Props to Jim Geraghty for bringing to our attention a couple weeks ago that wonderfully revealing statement by Rep. “Baghdad” Jim McDermott about being “tired of reading the Constitution and all the silly things we’ve done for the last thirteen weeks.” This, along with Nancy Pelosi’s now infamous dismissal of the impertinent question about the constitutionality of Obamacare (“Are you serious?”), suggests that the real divide in American politics is less about spending, but about whether we take seriously the principles — and the institutional restraints on government power those principles embody — of the Constitution.

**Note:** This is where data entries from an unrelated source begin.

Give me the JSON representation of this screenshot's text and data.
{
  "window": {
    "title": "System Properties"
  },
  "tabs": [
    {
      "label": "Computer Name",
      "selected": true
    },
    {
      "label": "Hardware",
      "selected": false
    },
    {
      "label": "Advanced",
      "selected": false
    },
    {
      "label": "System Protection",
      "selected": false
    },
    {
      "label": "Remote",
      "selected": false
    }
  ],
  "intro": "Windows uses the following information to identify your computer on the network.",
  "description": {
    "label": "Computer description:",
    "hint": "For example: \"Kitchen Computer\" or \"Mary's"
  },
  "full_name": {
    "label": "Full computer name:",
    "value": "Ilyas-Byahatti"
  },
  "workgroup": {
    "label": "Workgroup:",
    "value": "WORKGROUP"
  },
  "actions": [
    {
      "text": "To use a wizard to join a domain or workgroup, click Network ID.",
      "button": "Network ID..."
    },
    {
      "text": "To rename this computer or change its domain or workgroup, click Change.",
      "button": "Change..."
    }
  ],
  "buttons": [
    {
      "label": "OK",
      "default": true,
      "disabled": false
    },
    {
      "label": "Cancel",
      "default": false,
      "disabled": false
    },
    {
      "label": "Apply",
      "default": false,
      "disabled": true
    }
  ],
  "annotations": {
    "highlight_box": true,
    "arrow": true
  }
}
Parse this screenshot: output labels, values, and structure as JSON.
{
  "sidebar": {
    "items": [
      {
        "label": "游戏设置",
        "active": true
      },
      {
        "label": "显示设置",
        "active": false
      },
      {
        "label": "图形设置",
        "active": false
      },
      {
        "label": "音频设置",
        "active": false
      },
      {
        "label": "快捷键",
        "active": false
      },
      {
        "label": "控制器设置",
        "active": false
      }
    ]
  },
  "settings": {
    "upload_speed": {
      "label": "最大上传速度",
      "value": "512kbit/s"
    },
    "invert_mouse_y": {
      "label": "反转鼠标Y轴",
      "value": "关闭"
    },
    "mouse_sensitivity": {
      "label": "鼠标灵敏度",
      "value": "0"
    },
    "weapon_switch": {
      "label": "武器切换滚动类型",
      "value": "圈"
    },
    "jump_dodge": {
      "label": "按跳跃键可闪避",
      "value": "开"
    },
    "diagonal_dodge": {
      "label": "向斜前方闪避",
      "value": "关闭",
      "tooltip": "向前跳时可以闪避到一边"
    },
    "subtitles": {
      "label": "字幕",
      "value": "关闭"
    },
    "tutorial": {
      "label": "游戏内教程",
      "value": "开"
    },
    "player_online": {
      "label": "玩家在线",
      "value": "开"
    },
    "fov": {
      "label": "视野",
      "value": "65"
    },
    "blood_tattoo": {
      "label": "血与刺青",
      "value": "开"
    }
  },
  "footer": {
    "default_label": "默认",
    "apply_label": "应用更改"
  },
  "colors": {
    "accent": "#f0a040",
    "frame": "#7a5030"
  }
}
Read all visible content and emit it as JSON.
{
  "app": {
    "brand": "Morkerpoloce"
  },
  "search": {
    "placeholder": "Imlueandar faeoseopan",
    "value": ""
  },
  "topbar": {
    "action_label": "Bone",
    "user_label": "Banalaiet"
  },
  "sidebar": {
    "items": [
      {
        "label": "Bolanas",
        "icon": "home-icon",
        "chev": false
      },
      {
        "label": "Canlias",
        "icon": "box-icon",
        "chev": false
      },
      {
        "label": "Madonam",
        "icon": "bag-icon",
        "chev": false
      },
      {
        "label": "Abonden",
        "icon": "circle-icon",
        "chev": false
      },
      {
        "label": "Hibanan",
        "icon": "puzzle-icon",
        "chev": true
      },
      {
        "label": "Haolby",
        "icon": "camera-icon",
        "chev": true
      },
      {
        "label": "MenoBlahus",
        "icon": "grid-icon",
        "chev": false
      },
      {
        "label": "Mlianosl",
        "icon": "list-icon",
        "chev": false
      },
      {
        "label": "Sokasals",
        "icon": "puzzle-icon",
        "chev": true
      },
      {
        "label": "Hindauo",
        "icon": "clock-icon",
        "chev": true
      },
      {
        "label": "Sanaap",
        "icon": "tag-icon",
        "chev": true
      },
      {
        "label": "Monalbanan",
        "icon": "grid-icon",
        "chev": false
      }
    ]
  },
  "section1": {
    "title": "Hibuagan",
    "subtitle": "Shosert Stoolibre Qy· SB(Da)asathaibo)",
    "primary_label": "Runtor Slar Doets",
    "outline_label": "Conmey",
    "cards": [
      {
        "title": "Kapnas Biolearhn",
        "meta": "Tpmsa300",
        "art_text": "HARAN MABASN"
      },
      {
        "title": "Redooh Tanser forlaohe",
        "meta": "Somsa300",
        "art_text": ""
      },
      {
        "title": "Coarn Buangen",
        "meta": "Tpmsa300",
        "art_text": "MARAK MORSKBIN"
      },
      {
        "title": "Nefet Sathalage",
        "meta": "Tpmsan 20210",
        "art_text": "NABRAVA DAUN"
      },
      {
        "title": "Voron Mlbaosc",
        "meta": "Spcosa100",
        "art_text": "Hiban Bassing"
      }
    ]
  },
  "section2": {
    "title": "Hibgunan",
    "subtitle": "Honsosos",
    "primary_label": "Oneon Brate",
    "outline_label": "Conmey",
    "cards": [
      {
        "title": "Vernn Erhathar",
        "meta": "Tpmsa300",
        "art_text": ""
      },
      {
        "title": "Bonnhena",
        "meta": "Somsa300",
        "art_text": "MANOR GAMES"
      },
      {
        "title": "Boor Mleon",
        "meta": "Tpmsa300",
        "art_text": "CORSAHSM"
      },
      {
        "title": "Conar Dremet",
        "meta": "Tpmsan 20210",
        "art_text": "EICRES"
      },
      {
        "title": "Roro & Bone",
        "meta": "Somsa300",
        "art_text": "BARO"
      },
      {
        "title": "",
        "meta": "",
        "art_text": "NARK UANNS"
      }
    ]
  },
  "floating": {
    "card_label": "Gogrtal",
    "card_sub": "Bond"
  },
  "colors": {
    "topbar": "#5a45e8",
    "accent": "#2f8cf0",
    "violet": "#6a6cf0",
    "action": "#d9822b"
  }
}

At best liberals are ambivalent; witness how they alternately ridiculed and then participated in the reading of the Constitution that the new Republican House majority decided to hold in January.
I don’t know if I am the first to have observed that the Tea Party is something James Madison might have regarded at first glance to be an oxymoron — it is a populist constitutional movement. The ubiquity of constitutional themes in Tea Party protests is one of the things that marks out its difference from the tax revolt of the late 1970s that was a harbinger of Reagan’s election in 1980. The Tea Party emphasis on the Constitution suggests we are in the midst of what political scientists, borrowing a concept from evolutionary biology, might call a moment of “punctuated equilibrium,” where significant changes in our political life may occur. Such “constitutional moments” have occurred before, such as in the Progressive Era, the New Deal Era, and the Civil Rights Era. Such moments are characterized as much by the informal changes to our constitutionalism (such as the Progressive and New Deal emphasis on the “living Constitution”) as by the formal amendments that were adopted. The reinvigoration of the Commerce Clause occurring right now under the spur of Obamacare’s extraordinary overreach is a good example of reviving public debate over the interpretation of our Constitution’s broadly stated principles.
This is prologue to bring to the attention of Cornerites two worthy initiatives to reflect more deeply on constitutional issues: Janine Turner’s “Constituting America” website, which contains up-to-date essays about specific clauses of the Constitution and each of the Federalist Papers. This is a fully interactive website, with nifty videos to go along with erudite essays. With Janine Turner on our side, how can we lose?
The second initiative is more recent: “Letters from an Ohio Farmer.” This is a series of new essays, ostensibly addressed to members of Congress but really directed to all engaged citizens, that are intended to promote “a constitutional conversation in the broadest sense.” So why Ohio, and who is the Farmer? It is a project of the John Ashbrook Center at Ashland University in Ohio (full disclosure: I’m a board member, visiting faculty member next fall, and a future contributor to the Farmer’s letters), and the Farmer is not one person but, like Publius, several contributing authors writing anonymously. The grand object of this “conversation” is nothing less than the “reconstitutionalizing of America.”
Eight “Ohio Farmer” letters have been posted so far, covering ideas such as the relation of “civility” and the separation of powers, and extending even to the suggestion that our Libya intervention needs to be discussed in terms of whether and how it enhances the prospects of the American experiment. Have a look.